Meaning-making - a powerful tool for change

Changing ourselves (ie, changing our behaviour, beliefs, thoughts, etc) or coaching others to change can be difficult. This is hardly surprising. Most of the time it makes sense to respond to similar situations in exactly the same was as we have in the past. The alternative would be to treat every situation as without precedent and respond to it as if for the first time. Our flexibility and creativity would be huge but it would take us most of the day to get out of bed!

We thus have powerful internal mechanisms to ensure that we behave consistently and do not easily change. These mechanisms include, for example, the anxiety or fear that often comes with doing something new. This emotion may be appropriate and helpful if what we are doing might threaten our safety or survival - it is less appropriate if all that is at stake is our pride.

Such forces for predictability also exist at the social level. Our ability to work together and form social groupings requires that we are not forever meeting each other as if for the first time. We expect that when we see someone again they will be and behave much the same as when we last saw them.

Going against such pressures to create change requires an act of Will; making and acting on a choice. One way of doing this is through will power (Strong Will) - this can work but it can also take a lot of energy to sustain as anyone who has tried to change an ingrained behaviour knows.

However, there is another way to change and that is to use the Skilful Will. (These ideas on the Will are drawn from Roberto Assagioli's writings, in particular his book The Act of Will: A Guide to Self-actualisation and Self-realisation and form a central theme of Psychosynthesis, the psychology he created.) Applying the Skilful Will involves redirecting the forces that resist change so that instead they cause the change. A primary way to do this is to alter the meaning of what you are experiencing.

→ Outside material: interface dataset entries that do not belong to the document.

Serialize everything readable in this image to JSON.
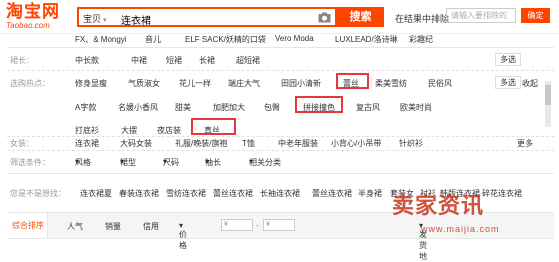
{
  "logo": {
    "cn": "淘宝网",
    "en": "Taobao.com"
  },
  "search": {
    "scope": "宝贝",
    "query": "连衣裙",
    "button": "搜索"
  },
  "within": {
    "label": "在结果中排除",
    "placeholder": "请输入要排除的",
    "confirm": "确定"
  },
  "brand_row_top": [
    "FX、& Mongyi",
    "音儿",
    "ELF SACK/妖精的口袋",
    "Vero Moda",
    "LUXLEAD/洛诗琳",
    "彩趣纪"
  ],
  "length": {
    "label": "裙长：",
    "items": [
      "中长款",
      "中裙",
      "短裙",
      "长裙",
      "超短裙"
    ],
    "multi": "多选"
  },
  "popular": {
    "label": "选购热点：",
    "row1": [
      "修身显瘦",
      "气质淑女",
      "花儿一样",
      "端庄大气",
      "田园小清新",
      "蕾丝",
      "柔美雪纺",
      "民俗风"
    ],
    "row2": [
      "A字款",
      "名媛小香风",
      "甜美",
      "加肥加大",
      "包臀",
      "拼接撞色",
      "复古风",
      "欧美时尚"
    ],
    "row3": [
      "打底衫",
      "大摆",
      "夜店装",
      "真丝"
    ],
    "multi": "多选",
    "collapse": "收起"
  },
  "women": {
    "label": "女装：",
    "items": [
      "连衣裙",
      "大码女装",
      "礼服/晚装/旗袍",
      "T恤",
      "中老年服装",
      "小背心/小吊带",
      "针织衫"
    ],
    "more": "更多"
  },
  "filter": {
    "label": "筛选条件：",
    "items": [
      "风格",
      "裙型",
      "尺码",
      "袖长",
      "相关分类"
    ]
  },
  "suggest": {
    "label": "您是不是想找：",
    "items": [
      "连衣裙夏",
      "春装连衣裙",
      "雪纺连衣裙",
      "蕾丝连衣裙",
      "长袖连衣裙",
      "蕾丝连衣裙",
      "半身裙",
      "套装女",
      "衬衫",
      "韩版连衣裙",
      "碎花连衣裙"
    ]
  },
  "sort": {
    "tabs": [
      "综合排序",
      "人气",
      "销量",
      "信用",
      "价格"
    ],
    "price_from": "¥",
    "price_to": "¥",
    "shipping": "发货地"
  },
  "watermark": {
    "main": "卖家资讯",
    "sub": "www.maijia.com"
  }
}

A personal example will make this clearer. I used to be a moderate smoker and for several years tried to give up. I was motivated to do so - I knew that it was harming my health, particularly in winter when I got chesty coughs I couldn't shake off, and that it was probably shortening my life. I was also becoming increasingly embarrassed that I lacked the ability to kick the habit. So, sustained by this motivation, I would decide to stop smoking.

I would then spend the next days and weeks trying to resist the urge to have a cigarette but the physical and psychological urge to smoke eventually always overcame my motivation and sooner or later I would start smoking again. Essentially, I was relying on Strong Will to stop smoking - and I was failing.

Then, a few years ago, inspired both by the idea of the Skilful Will and by some of the NLP work on Reframing, I took a different approach. In trying to stop smoking, what was always my undoing was the strength of the feeling of wanting a cigarette. So I decided to change the meaning of this experience so that it would become the reason why I was not smoking rather than the reason I did.

I spent time noticing as precisely as I could what exactly the experience was that "told" me I wanted a cigarette. Essentially, it was an empty feeling centred on my solar plexus which I associated with feeling anxious and tense. However, as I focussed on just the experience itself (rather than the overlay of meaning I was placing on it) I realised that the experience itself was not altogether unpleasant, and was one I could live with. But it was in changing the meaning of the experience that the real difference was made. By choosing to experience this emptiness more as a vacuum which was pulling out the toxins from my body that I had inhaled, the experience stopped being negative. Indeed, it became a reminder of the benefits I was gaining from not smoking and that my body was being cleansed. It was also a reminder to me of my sense of personal power in giving up my addiction. I haven't smoked since.

This example relates to a specific behaviour but the principle applies to almost any change we wish to make - and that is if we can find a way to make the direct experience of the change positive, then the change will come easily.